When publisher Bertram Lippincott read Zora Neale Hurston's short story “The Gilded Six-Bits” in Story magazine in August 1933, he wrote to inquire whether she was working on a novel. She was, and by early October she sent him the manuscript of Jonah's Gourd Vine. It was published the following May. Loosely based on the lives of Hurston's parents, Jonah tells the story of Lucy and John Pearson's courtship and marriage, John's swift rise to prominence as a Baptist preacher, his equally swift fall, Lucy's strength and perseverance, and the family's ultimate dissolution. All this takes place against a background of social and technological change occurring in the South at the turn of the century. These changes are subordinate to the cultural traditions that remain intact: the sermons, work songs, courtship rituals, aphorisms, children's rhymes, and hoodoo beliefs and practices. In the foreground are the experiences of Lucy and John.
In their hometown of Notasulga, Alabama, Lucy is a daughter of a well-to-do farmer, while John's family lives “over-the-creek.” She excels in the classroom, while he has mastered the arts of the vernacular culture. After marrying Lucy, John decides to move the family to Florida, where his preaching wins him respect and status. But John's philandering costs him that respect and he almost loses his pastorate, until Lucy advises him how to win it back. He does, but resentful of her help, he soon is caught in the same sin. After Lucy dies, he remarries quickly and unwisely. The novel ends when John, married a third time, is killed when his car is hit by a train, the image the novel associates with him.
As Hurston confided to fellow writer James Weldon Johnson, her protagonist represents the love of eloquence and beauty that she believed was pervasive among African Americans. But John was to represent more: in the pulpit “he becomes the voice of the spirit.” As is true throughout Hurston's fiction, the spirit invoked in the novel fuses Christian theology and African belief, imaged here as the drum. Yet the novel never adequately explores the reasons John, the gifted preacher-poet, repeatedly contravenes the dictates of the spirit and misreads his own metaphors.
Lucy is also unable to achieve an identity between word and deed, even though she possesses the insight that her husband lacks. In a passage echoed in the maternal deathbed scene in Hurston's autobiography, Dust Tracks on a Road (1942), Lucy Pearson warns her daughter, “Don't you love nobody better'n you do yo'self. Do you'll be dying befo' yo' time is out.” Loving John too much, Lucy has acquiesced in her own suppression. At her death, she remains on the threshold of self-discovery.

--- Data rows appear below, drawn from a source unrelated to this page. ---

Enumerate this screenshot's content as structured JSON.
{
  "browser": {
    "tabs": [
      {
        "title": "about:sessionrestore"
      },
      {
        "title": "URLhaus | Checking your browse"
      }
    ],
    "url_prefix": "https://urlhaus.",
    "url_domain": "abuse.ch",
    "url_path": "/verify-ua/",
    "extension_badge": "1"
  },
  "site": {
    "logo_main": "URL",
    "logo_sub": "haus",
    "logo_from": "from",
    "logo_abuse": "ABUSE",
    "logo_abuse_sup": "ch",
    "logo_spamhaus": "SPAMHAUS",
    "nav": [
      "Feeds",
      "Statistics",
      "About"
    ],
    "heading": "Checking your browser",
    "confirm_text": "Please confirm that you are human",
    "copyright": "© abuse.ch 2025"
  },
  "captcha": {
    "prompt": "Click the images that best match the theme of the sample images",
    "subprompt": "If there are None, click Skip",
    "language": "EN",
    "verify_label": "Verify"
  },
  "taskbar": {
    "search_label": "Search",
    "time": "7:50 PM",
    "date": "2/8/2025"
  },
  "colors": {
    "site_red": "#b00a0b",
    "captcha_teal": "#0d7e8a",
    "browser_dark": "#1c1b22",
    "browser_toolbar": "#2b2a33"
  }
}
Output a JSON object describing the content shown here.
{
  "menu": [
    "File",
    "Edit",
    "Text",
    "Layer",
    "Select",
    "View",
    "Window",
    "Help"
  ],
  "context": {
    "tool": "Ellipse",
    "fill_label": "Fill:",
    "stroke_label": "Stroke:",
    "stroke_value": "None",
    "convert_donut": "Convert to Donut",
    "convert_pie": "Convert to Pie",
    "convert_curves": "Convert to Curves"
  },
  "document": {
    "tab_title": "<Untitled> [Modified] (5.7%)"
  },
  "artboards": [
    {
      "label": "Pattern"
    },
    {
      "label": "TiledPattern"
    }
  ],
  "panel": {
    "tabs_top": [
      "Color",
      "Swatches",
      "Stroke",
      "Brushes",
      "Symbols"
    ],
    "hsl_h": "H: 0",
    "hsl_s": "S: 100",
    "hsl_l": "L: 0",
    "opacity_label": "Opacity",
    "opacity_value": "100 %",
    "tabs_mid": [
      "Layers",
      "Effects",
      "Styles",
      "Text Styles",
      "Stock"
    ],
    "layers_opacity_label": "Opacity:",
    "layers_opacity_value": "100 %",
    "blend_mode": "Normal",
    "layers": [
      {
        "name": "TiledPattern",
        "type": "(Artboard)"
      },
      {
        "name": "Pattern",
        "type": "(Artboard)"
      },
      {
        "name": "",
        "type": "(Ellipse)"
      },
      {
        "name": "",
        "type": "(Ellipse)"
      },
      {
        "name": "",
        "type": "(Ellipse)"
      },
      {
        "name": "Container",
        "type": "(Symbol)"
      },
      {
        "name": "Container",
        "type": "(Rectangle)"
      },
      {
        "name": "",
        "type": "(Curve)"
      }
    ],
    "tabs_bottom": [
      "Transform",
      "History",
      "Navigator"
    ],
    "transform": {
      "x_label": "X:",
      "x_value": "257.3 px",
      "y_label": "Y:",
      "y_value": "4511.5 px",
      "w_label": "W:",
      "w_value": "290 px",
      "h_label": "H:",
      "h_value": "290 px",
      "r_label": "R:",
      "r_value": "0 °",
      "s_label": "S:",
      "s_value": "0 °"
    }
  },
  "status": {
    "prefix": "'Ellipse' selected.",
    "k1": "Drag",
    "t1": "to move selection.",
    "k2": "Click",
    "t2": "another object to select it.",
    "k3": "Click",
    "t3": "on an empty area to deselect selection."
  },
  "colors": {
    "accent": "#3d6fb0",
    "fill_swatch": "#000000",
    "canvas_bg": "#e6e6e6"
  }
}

Jonah brims with the lore Hurston had spent six intensive years collecting. Some critics argue that the folk materials overwhelm the narrative. But others assert that Jonah is an experimental novel that dramatizes Hurston's theories of African American culture, particularly its African retentions and the primacy of spirituality.
Cheryl A. Wall
Related content in Oxford Index
Zora Neale Hurston (1891—1960)